Hand FAQs:


Q: Is hand a prehensile?

A: Yes, and multi-fingered organ located at the end of the forearm or forelimb of primates such as humans, chimpanzees, monkeys, and lemurs.

Q: Is hand located at the distal end of each arm?

A: Yes.

Q: Is hand a scaphoid fracture—a fracture of the scaphoid bone?

A: Yes, and one of the carpal bones.

Q: Is hand dominantly controlled by the opposing brain hemisphere?

A: Yes, so that handedness—the preferred hand choice for single-handed activities such as writing with a pencil, reflects individual brain functioning.

Q: Is hand present in the earliest fishes?

A: Yes, and reflecting that the hand evolved from the pectoral fin and thus is much older than the arm in evolutionary terms.

Q: Is hand 189 mm?

A: Yes, while the average length of an adult female hand is 172 mm.

Q: Is hand viewed from an anatomical position?

A: Yes, The four fingers each consist of three phalanx bones: proximal, middle, and distal.

Q: Is hand especially conducive to the formation of a compact fist?

A: Yes, and presumably for fighting purposes.

Q: Is hand plesiomorphic?

A: Yes, the elongated thumbs and short hands more closely resemble the hand proportions of Miocene apes than those of extant primates.

Q: Is hand a "fold of skin which connects the digits" "Web"?

A: Yes, Oxford English Dictionary. Oxford University Press.

Q: Is hand innervated by the radial?

A: Yes, and median, and ulnar nerves.

Q: Is hand the area anteriorly to the bases of the metacarpal bones?

A: Yes, and located in the proximal part of the palm.

Q: Are hands from the presence of opposable thumbs?

A: Yes.

Q: Is hand thus a direct result of the development of the central nervous system?

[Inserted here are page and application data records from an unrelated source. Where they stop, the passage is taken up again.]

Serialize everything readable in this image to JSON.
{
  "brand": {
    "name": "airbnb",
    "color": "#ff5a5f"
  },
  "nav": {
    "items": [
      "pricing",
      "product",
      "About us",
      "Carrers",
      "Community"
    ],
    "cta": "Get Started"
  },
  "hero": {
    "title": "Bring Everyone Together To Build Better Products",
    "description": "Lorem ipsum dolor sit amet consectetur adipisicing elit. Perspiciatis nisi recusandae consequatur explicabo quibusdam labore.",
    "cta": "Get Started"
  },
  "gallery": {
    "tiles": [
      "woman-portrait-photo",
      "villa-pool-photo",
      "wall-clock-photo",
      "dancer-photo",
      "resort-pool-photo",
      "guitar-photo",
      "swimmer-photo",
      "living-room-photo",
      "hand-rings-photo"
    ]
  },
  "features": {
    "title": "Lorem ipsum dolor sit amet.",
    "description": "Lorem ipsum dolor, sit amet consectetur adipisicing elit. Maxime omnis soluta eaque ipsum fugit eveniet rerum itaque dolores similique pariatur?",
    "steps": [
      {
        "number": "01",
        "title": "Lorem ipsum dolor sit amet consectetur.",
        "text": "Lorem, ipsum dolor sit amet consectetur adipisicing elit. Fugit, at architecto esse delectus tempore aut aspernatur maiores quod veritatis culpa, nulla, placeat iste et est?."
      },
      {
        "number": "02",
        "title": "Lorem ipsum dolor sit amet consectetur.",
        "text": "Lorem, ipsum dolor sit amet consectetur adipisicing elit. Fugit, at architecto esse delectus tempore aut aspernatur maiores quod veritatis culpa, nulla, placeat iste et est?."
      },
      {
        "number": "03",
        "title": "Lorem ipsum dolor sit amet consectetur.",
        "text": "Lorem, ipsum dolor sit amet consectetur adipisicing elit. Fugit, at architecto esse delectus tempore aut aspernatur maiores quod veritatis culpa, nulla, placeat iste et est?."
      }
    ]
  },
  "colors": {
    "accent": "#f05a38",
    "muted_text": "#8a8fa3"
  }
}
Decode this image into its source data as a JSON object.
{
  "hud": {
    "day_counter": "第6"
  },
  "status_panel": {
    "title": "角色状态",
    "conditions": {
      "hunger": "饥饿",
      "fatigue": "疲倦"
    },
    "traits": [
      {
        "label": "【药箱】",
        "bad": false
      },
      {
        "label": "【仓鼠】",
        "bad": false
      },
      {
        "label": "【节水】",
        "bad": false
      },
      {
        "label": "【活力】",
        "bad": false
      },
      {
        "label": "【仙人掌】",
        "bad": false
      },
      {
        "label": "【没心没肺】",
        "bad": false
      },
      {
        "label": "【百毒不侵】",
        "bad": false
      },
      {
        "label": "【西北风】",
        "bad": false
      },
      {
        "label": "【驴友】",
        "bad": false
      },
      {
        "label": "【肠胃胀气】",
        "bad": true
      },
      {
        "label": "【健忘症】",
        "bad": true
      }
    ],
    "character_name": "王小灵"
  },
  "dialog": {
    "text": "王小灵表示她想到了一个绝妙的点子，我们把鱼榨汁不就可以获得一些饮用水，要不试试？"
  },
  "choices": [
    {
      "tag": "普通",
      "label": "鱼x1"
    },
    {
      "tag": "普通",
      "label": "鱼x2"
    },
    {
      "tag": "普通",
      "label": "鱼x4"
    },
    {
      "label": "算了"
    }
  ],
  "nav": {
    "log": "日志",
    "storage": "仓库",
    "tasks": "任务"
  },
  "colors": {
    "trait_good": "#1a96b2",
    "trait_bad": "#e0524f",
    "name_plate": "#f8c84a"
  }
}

A: Yes, and the hand, therefore, is a direct tool of our consciousness — the main source of differentiated tactile sensations — and a precise working organ enabling gestures — the expressions of our personalities.